Robotics, artificial intelligence and automation hold the unique promise of resolving the shortage of skilled workers that threatens the economic future of Massachusetts, AIM President and Chief Executive Officer Richard C. Lord said this morning.
Delivering the fourth annual State of Massachusetts Business address before 300 senior business executives, Lord acknowledged that automation suffers from a grim image problem in the larger society where people fear that robots will take their jobs. But he said Massachusetts employers starved for qualified employees are using robots in collaboration with people to extend the reach of their work forces.
“In a state where employers created 70,000 jobs last year and unemployment stands at 3.6 percent, the structural shortage of skilled workers stands as the primary impediment to sustained economic growth,” Lord told the 2018 AIM Economic Outlook Forum.
“Massachusetts companies across industries ranging from software to manufacturing to hospitality have postponed expansions, declined to bid for contracts or outsourced work because they simply can’t find people with the training needed to compete in a complex world. The only way out of this economic dead end for Massachusetts is to rely upon productivity improvements fueled by intelligent technology to extend the reach of the talented people we employ.”
Lord highlighted the example of Barrett Distribution of Franklin, which is using robots to improve productivity and reduce the amount of time its 500 employees spend moving throughout large warehouses to provide orders for retailers and e-commerce customers. Established as a single warehouse in 1941, Barrett now operates more than 2.1 million square feet of state-of-the-art warehouse space across the country.
“The industry is changing very fast, the robots will get smaller, more adaptive, (and) a little bit cheaper, so I think you’ll see the adoption rate go up very high across the industry. And certainly for us, we’re going to be on the leading edge of this technology,” Scott Hothem, Senior Vice President of Customer Solutions at Barrett, said in a video shown the audience.

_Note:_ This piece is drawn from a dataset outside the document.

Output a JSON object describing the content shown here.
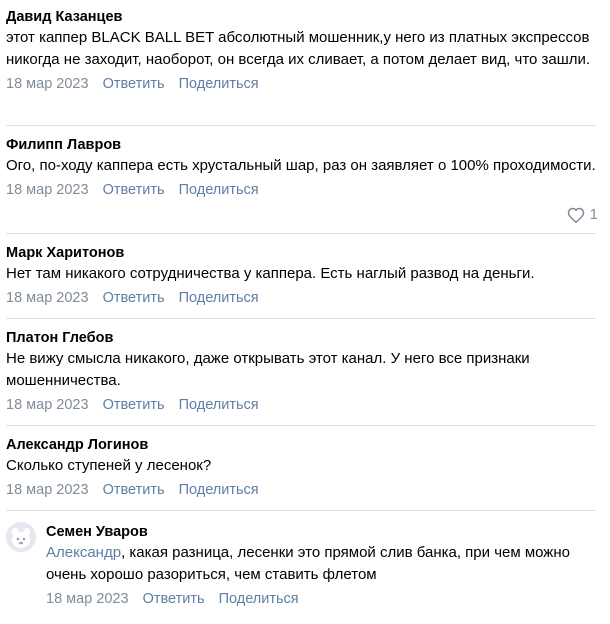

Lord said the good news is that Massachusetts is a global center of robotics, AI and automation. Driven by academic research institutions like MIT, Harvard, UMass and BU, Massachusetts occupies a unique position as the crucible of intelligent industries ranging from driverless vehicles to Patriot missiles to Roomba vacuum cleaners.

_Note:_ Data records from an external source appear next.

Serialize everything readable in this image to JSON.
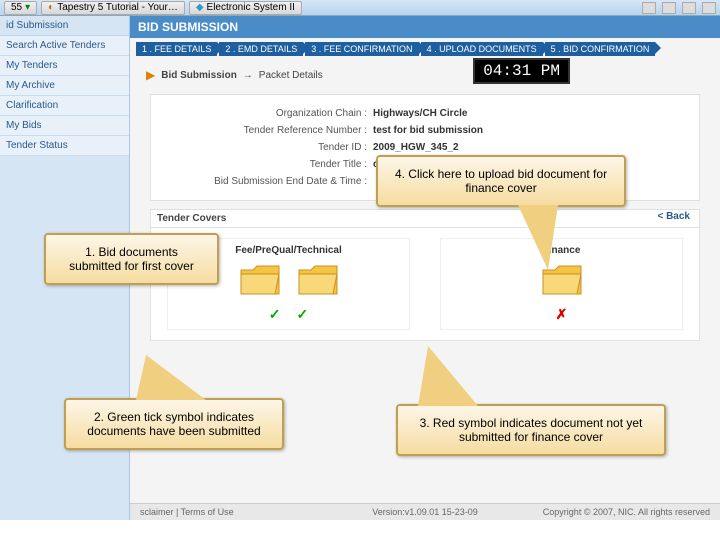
{
  "taskbar": {
    "btn1": "55",
    "tab1": "Tapestry 5 Tutorial - Your…",
    "tab2": "Electronic System II"
  },
  "sidebar": {
    "head": "id Submission",
    "items": [
      "Search Active Tenders",
      "My Tenders",
      "My Archive",
      "Clarification",
      "My Bids",
      "Tender Status"
    ]
  },
  "header": "BID SUBMISSION",
  "steps": [
    "1 . FEE DETAILS",
    "2 . EMD DETAILS",
    "3 . FEE CONFIRMATION",
    "4 . UPLOAD DOCUMENTS",
    "5 . BID CONFIRMATION"
  ],
  "breadcrumb": {
    "a": "Bid Submission",
    "sep": "→",
    "b": "Packet Details"
  },
  "timer": "04:31 PM",
  "details": {
    "org_l": "Organization Chain :",
    "org_v": "Highways/CH Circle",
    "ref_l": "Tender Reference Number :",
    "ref_v": "test for bid submission",
    "tid_l": "Tender ID :",
    "tid_v": "2009_HGW_345_2",
    "title_l": "Tender Title :",
    "title_v": "construction",
    "end_l": "Bid Submission End Date & Time :",
    "end_v": ""
  },
  "back": "< Back",
  "covers": {
    "head": "Tender Covers",
    "col1": "Fee/PreQual/Technical",
    "col2": "Finance"
  },
  "callouts": {
    "c1": "1. Bid documents submitted for first cover",
    "c2": "2. Green tick symbol indicates documents have been submitted",
    "c3": "3. Red symbol indicates document  not yet  submitted for finance cover",
    "c4": "4. Click here to upload bid document for finance cover"
  },
  "footer": {
    "left": "sclaimer  |  Terms of Use",
    "mid": "Version:v1.09.01 15-23-09",
    "right": "Copyright © 2007, NIC. All rights reserved"
  }
}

It’s also worth noting, according to Lord, that there is plenty of room for improvement on the productivity front. The United States posted an historically low annual labor productivity growth rate of 1.1 percent between the great Recession and 2016. The McKinsey Global Institute estimates that automation could raise productivity growth globally by 0.8 to 1.4 percent each year.

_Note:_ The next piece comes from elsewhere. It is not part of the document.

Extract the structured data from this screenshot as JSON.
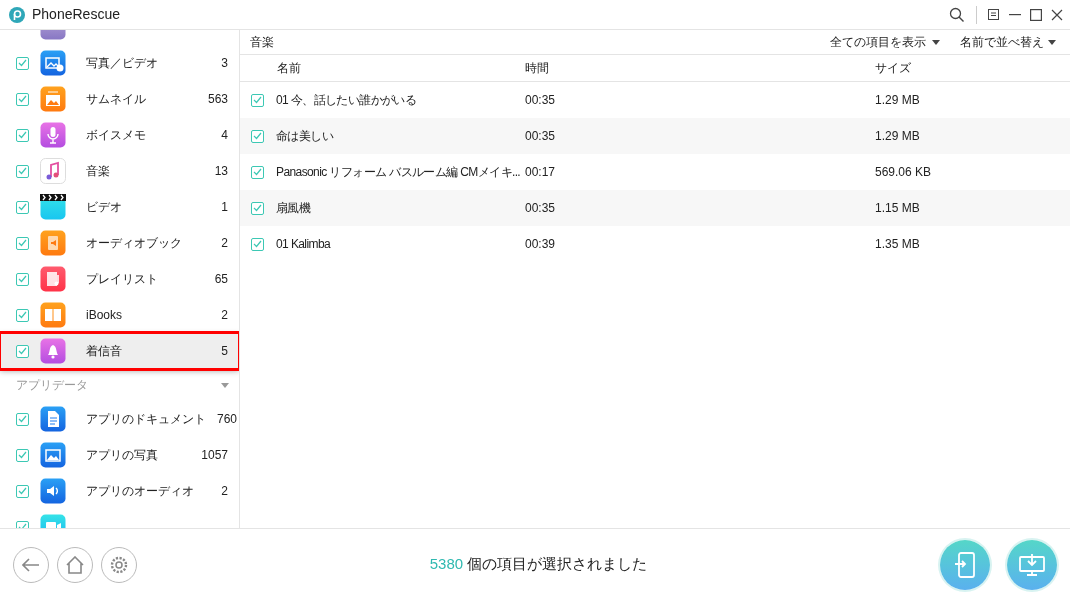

A panel of experts largely agreed with the idea that automation will enhance, rather than replace, most human labor.
David Askey, founder of Ascend Robotics in Cambridge, said the manufacturing companies that use his technology have realized productivity increases approaching 40 percent that have also raised the compensation and value of workers.
“Most of our calls come from customers who are not able to find enough skilled workers or want to expand,” Askey said.
Martha Sullivan, President and CEO of Sensata Technologies of Attleboro, said that while the technology for mass use of autonomous vehicles remains several years away, it is a technology that could change the entire business model of the auto industry from one that sells vehicles to consumers to one that helps companies manage fleets.
“Will you have private ownership anymore? Will you need private automobile insurance? … It becomes an asset- management question,” she said.
Lord said employers acknowledge the need to engage in debate about the hard issues raised by the technological revolution: Does automation ultimately create or cost jobs? Do Amazon and similarly disruptive companies ultimately help or harm the economy? And are technology driven productivity increases to blame for the slow rate of wage growth eight years into an economic recovery?
“But the ultimate truth is this – technology and innovation are here to stay; they do not regress, they do not go away and they do not waiver from the relentless pursuit of removing inefficiencies from the business economy.,” Lord said.
“If large numbers of workers are not going to walk through the doors of our companies to write code or make jet engine parts, employers will have to find ways to do more with less.”